◆ DIRECTIONS FOR THIS TASK:
Whenever a line in the data holds the string "JSON", pull that line out.

Items from an interface collection:
# # #
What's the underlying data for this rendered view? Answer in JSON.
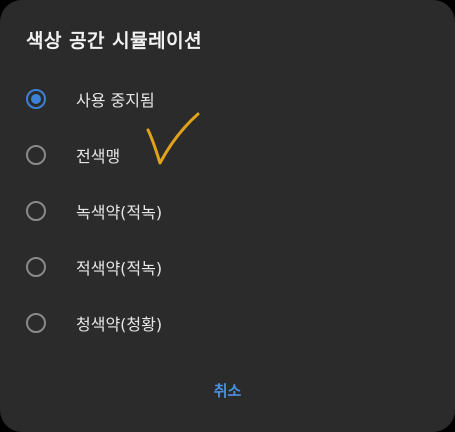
{
  "dialog": {
    "title": "색상 공간 시뮬레이션",
    "options": [
      {
        "label": "사용 중지됨",
        "selected": true
      },
      {
        "label": "전색맹",
        "selected": false
      },
      {
        "label": "녹색약(적녹)",
        "selected": false
      },
      {
        "label": "적색약(적녹)",
        "selected": false
      },
      {
        "label": "청색약(청황)",
        "selected": false
      }
    ],
    "cancel_label": "취소"
  },
  "colors": {
    "background": "#2b2b2b",
    "accent": "#3b82d6",
    "cancel_text": "#4a90e2",
    "annotation": "#e0a21a"
  }
}
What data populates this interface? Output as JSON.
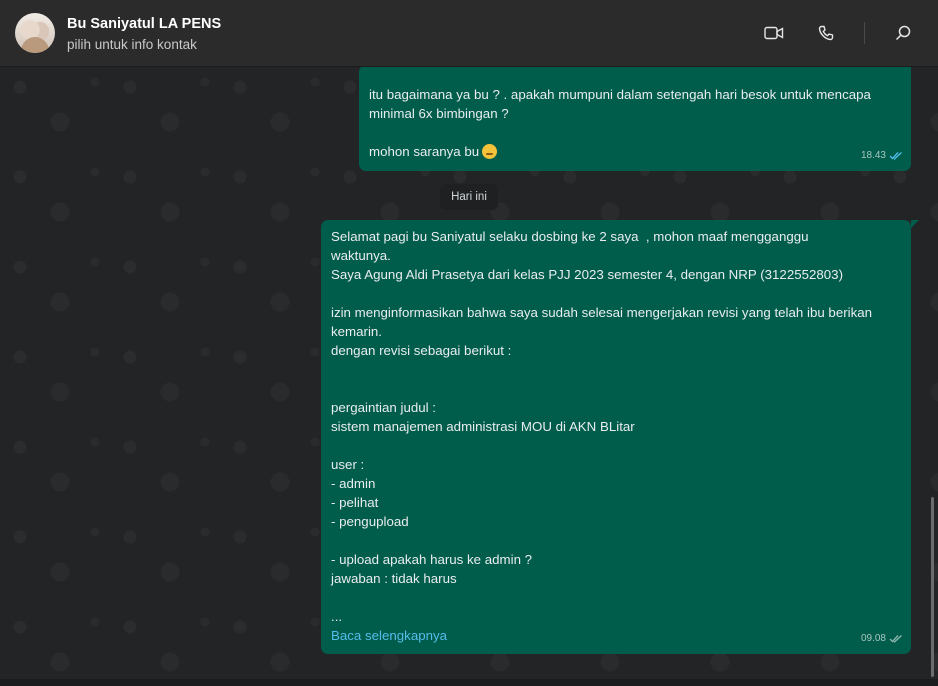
{
  "header": {
    "contact_name": "Bu Saniyatul LA PENS",
    "subtitle": "pilih untuk info kontak",
    "icons": [
      "video-call-icon",
      "voice-call-icon",
      "search-icon"
    ]
  },
  "date_separator": "Hari ini",
  "messages": [
    {
      "lines": [
        "itu bagaimana ya bu ? . apakah mumpuni dalam setengah hari besok untuk mencapa",
        "minimal 6x bimbingan ?",
        "",
        "mohon saranya bu"
      ],
      "emoji": "woozy-face",
      "time": "18.43"
    },
    {
      "lines": [
        "Selamat pagi bu Saniyatul selaku dosbing ke 2 saya  , mohon maaf mengganggu",
        "waktunya.",
        "Saya Agung Aldi Prasetya dari kelas PJJ 2023 semester 4, dengan NRP (3122552803)",
        "",
        "izin menginformasikan bahwa saya sudah selesai mengerjakan revisi yang telah ibu berikan",
        "kemarin.",
        "dengan revisi sebagai berikut :",
        "",
        "",
        "pergaintian judul :",
        "sistem manajemen administrasi MOU di AKN BLitar",
        "",
        "user :",
        "- admin",
        "- pelihat",
        "- pengupload",
        "",
        "- upload apakah harus ke admin ?",
        "jawaban : tidak harus",
        "",
        "..."
      ],
      "read_more": "Baca selengkapnya",
      "time": "09.08"
    }
  ],
  "colors": {
    "outgoing_bubble": "#005c4b",
    "read_tick": "#53bdeb",
    "header_bg": "#2b2b2b"
  }
}
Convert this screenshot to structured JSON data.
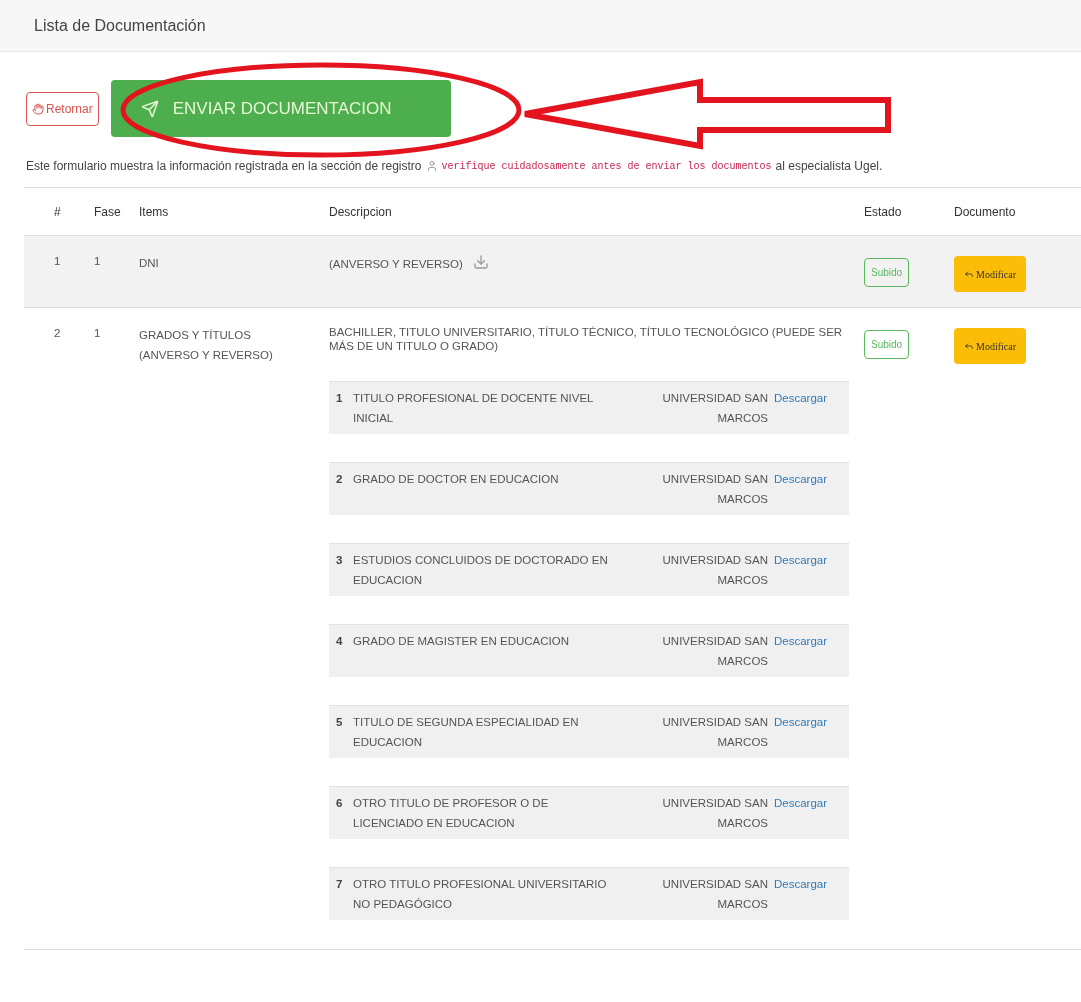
{
  "page_title": "Lista de Documentación",
  "back_button": {
    "label": "Retornar"
  },
  "send_button": {
    "label": "ENVIAR DOCUMENTACION"
  },
  "notice": {
    "before": "Este formulario muestra la información registrada en la sección de registro",
    "highlight": "verifique cuidadosamente antes de enviar los documentos",
    "after": "al especialista Ugel."
  },
  "table": {
    "columns": [
      "#",
      "Fase",
      "Items",
      "Descripcion",
      "Estado",
      "Documento"
    ],
    "rows": [
      {
        "number": "1",
        "phase": "1",
        "item": "DNI",
        "description": "(ANVERSO Y REVERSO)",
        "download_icon": true,
        "status": "Subido",
        "action": "Modificar",
        "entries": []
      },
      {
        "number": "2",
        "phase": "1",
        "item": "GRADOS Y TÍTULOS (ANVERSO Y REVERSO)",
        "description": "BACHILLER, TITULO UNIVERSITARIO, TÍTULO TÉCNICO, TÍTULO TECNOLÓGICO (PUEDE SER MÁS DE UN TITULO O GRADO)",
        "download_icon": false,
        "status": "Subido",
        "action": "Modificar",
        "entries": [
          {
            "number": "1",
            "title": "TITULO PROFESIONAL DE DOCENTE NIVEL INICIAL",
            "institution": "UNIVERSIDAD SAN MARCOS",
            "link": "Descargar"
          },
          {
            "number": "2",
            "title": "GRADO DE DOCTOR EN EDUCACION",
            "institution": "UNIVERSIDAD SAN MARCOS",
            "link": "Descargar"
          },
          {
            "number": "3",
            "title": "ESTUDIOS CONCLUIDOS DE DOCTORADO EN EDUCACION",
            "institution": "UNIVERSIDAD SAN MARCOS",
            "link": "Descargar"
          },
          {
            "number": "4",
            "title": "GRADO DE MAGISTER EN EDUCACION",
            "institution": "UNIVERSIDAD SAN MARCOS",
            "link": "Descargar"
          },
          {
            "number": "5",
            "title": "TITULO DE SEGUNDA ESPECIALIDAD EN EDUCACION",
            "institution": "UNIVERSIDAD SAN MARCOS",
            "link": "Descargar"
          },
          {
            "number": "6",
            "title": "OTRO TITULO DE PROFESOR O DE LICENCIADO EN EDUCACION",
            "institution": "UNIVERSIDAD SAN MARCOS",
            "link": "Descargar"
          },
          {
            "number": "7",
            "title": "OTRO TITULO PROFESIONAL UNIVERSITARIO NO PEDAGÓGICO",
            "institution": "UNIVERSIDAD SAN MARCOS",
            "link": "Descargar"
          }
        ]
      }
    ]
  }
}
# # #
◆ WRITTEN REPLY:
What's the underlying data for this rendered view? Answer in JSON.
What data populates this interface? Output as JSON.
Convert this screenshot to structured JSON data.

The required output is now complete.